- Vehicle externalists hold that the physical substrate of mental states can sometimes extend beyond the brain into the body and environment.
- In a particular variation on vehicle externalism, Susan Hurley (1998) and Alva Noe (2004) have argued that perceptual states, states with phenomenal qualities, are among the mental states that can sometimes spread beyond the brain.
- Their vehicle externalism about perceptual states will be the main topic of this article. In particular, I will address three strong objections to their vehicle externalism, objections by Ned Block (2005), Jesse Prinz (2006), and Fred Adams & Kenneth Aizawa (2008).
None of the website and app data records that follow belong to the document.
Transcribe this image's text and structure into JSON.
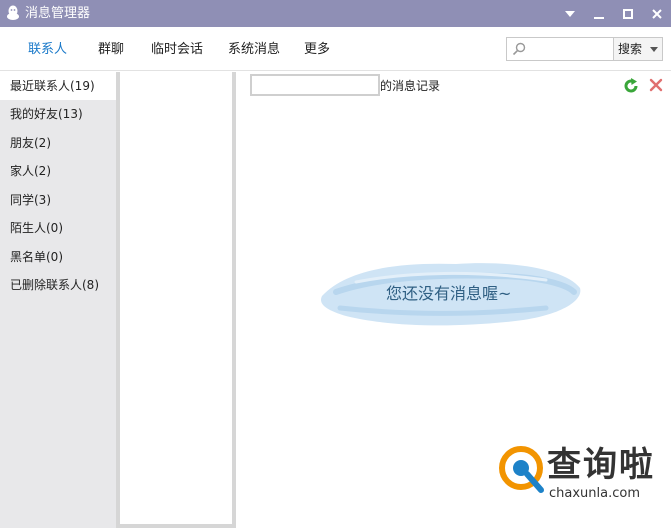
{
  "window": {
    "title": "消息管理器"
  },
  "nav": {
    "tabs": [
      {
        "label": "联系人",
        "active": true
      },
      {
        "label": "群聊"
      },
      {
        "label": "临时会话"
      },
      {
        "label": "系统消息"
      },
      {
        "label": "更多"
      }
    ]
  },
  "search": {
    "placeholder": "",
    "button_label": "搜索"
  },
  "sidebar": {
    "items": [
      {
        "label": "最近联系人(19)",
        "active": true
      },
      {
        "label": "我的好友(13)"
      },
      {
        "label": "朋友(2)"
      },
      {
        "label": "家人(2)"
      },
      {
        "label": "同学(3)"
      },
      {
        "label": "陌生人(0)"
      },
      {
        "label": "黑名单(0)"
      },
      {
        "label": "已删除联系人(8)"
      }
    ]
  },
  "content": {
    "history_suffix": "的消息记录",
    "empty_message": "您还没有消息喔~"
  },
  "watermark": {
    "brand": "查询啦",
    "domain": "chaxunla.com"
  },
  "colors": {
    "titlebar": "#8f8fb5",
    "active_tab": "#1a79c9",
    "sidebar_bg": "#e8e8ea",
    "refresh_icon": "#3aa63a",
    "delete_icon": "#e07070",
    "empty_text": "#2f5f83",
    "brand_orange": "#f29400",
    "brand_blue": "#1d82c8"
  }
}
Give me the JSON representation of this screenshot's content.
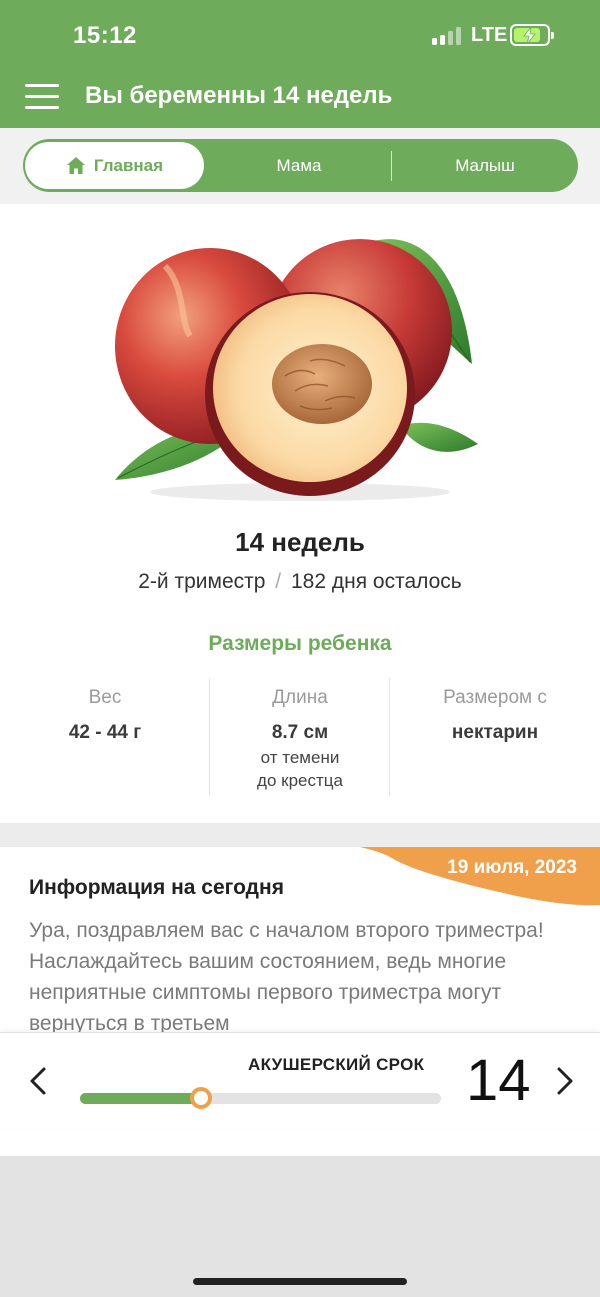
{
  "status_bar": {
    "time": "15:12",
    "network": "LTE"
  },
  "header": {
    "title": "Вы беременны 14 недель"
  },
  "tabs": [
    {
      "label": "Главная",
      "active": true
    },
    {
      "label": "Мама",
      "active": false
    },
    {
      "label": "Малыш",
      "active": false
    }
  ],
  "week": {
    "title": "14 недель",
    "trimester": "2-й триместр",
    "separator": "/",
    "days_left": "182 дня осталось"
  },
  "sizes": {
    "title": "Размеры ребенка",
    "weight": {
      "label": "Вес",
      "value": "42 - 44 г"
    },
    "length": {
      "label": "Длина",
      "value": "8.7 см",
      "note_line1": "от темени",
      "note_line2": "до крестца"
    },
    "compare": {
      "label": "Размером с",
      "value": "нектарин"
    }
  },
  "info": {
    "date": "19 июля, 2023",
    "title": "Информация на сегодня",
    "text": "Ура, поздравляем вас с началом второго триместра! Наслаждайтесь вашим состоянием, ведь многие неприятные симптомы первого триместра могут вернуться в третьем"
  },
  "term": {
    "label": "АКУШЕРСКИЙ СРОК",
    "week_number": "14",
    "progress_fraction": 0.335
  },
  "colors": {
    "brand_green": "#6eab5b",
    "accent_orange": "#f0a04b"
  }
}
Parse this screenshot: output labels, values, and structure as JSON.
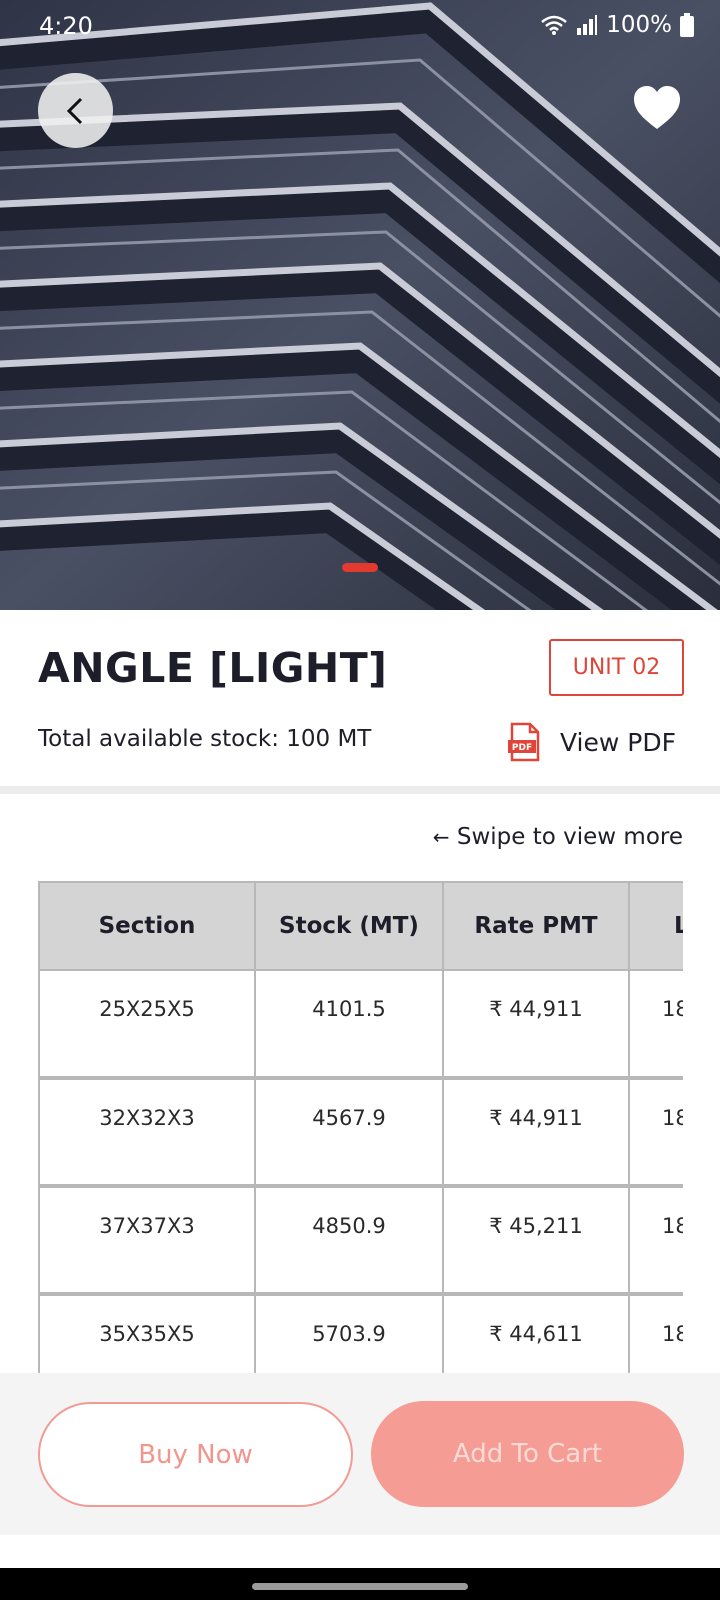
{
  "status_bar": {
    "time": "4:20",
    "battery": "100%"
  },
  "product": {
    "title": "ANGLE [LIGHT]",
    "unit_badge": "UNIT 02",
    "stock_text": "Total available stock: 100 MT",
    "pdf_icon_label": "PDF",
    "view_pdf_label": "View PDF",
    "swipe_hint": "Swipe to view more",
    "swipe_arrow": "←"
  },
  "carousel": {
    "active_index": 0
  },
  "table": {
    "headers": [
      "Section",
      "Stock (MT)",
      "Rate PMT",
      "L"
    ],
    "rows": [
      [
        "25X25X5",
        "4101.5",
        "₹ 44,911",
        "18"
      ],
      [
        "32X32X3",
        "4567.9",
        "₹ 44,911",
        "18"
      ],
      [
        "37X37X3",
        "4850.9",
        "₹ 45,211",
        "18"
      ],
      [
        "35X35X5",
        "5703.9",
        "₹ 44,611",
        "18"
      ]
    ]
  },
  "actions": {
    "buy_now": "Buy Now",
    "add_to_cart": "Add To Cart"
  },
  "colors": {
    "accent": "#e0453a",
    "button_fill": "#f59c95",
    "header_bg": "#d4d4d4"
  },
  "icons": {
    "back": "chevron-left-icon",
    "favorite": "heart-icon",
    "pdf": "pdf-file-icon",
    "wifi": "wifi-icon",
    "signal": "signal-icon",
    "battery": "battery-icon"
  }
}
- Though in some ways these objections appear disparate, I will argue that all of them depend on a crucial presupposition, one which Hurley, Noë, and their sympathizers should reject. This presupposition is that perceptual character is fixed by an instantaneous snapshot of neural states, a view that Hurley dubbed 'temporal atomism.' To put the presupposition in more familiar terms, all three objections are implicitly committed to something like Daniel Dennett’s Cartesian Theater (1991).
- In the first part of the article, I will discuss Hurley and Noë’s views, and include reasons why their views entail the rejection of the Cartesian Theater.
- In the next part of the article I will introduce the three objections and show how they presuppose something like a Cartesian Theater. I will also show that, if the Cartesian Theater is rejected, the objections all vanish.
- In the final part of the article I address the charge that Noë and Hurley confuse causation with constitution. This charge reveals a lack of appreciation for the way in which dynamical explanation motivates Hurley's externalism.
For the full text of the penultimate draft, see Madary - Showtime at the Cartesian Theater?.
Text Colour Conventions (see disclaimer)
- Blue: Text by me; © Theo Todman, 2019
- Mauve: Text by correspondent(s) or other author(s); © the author(s)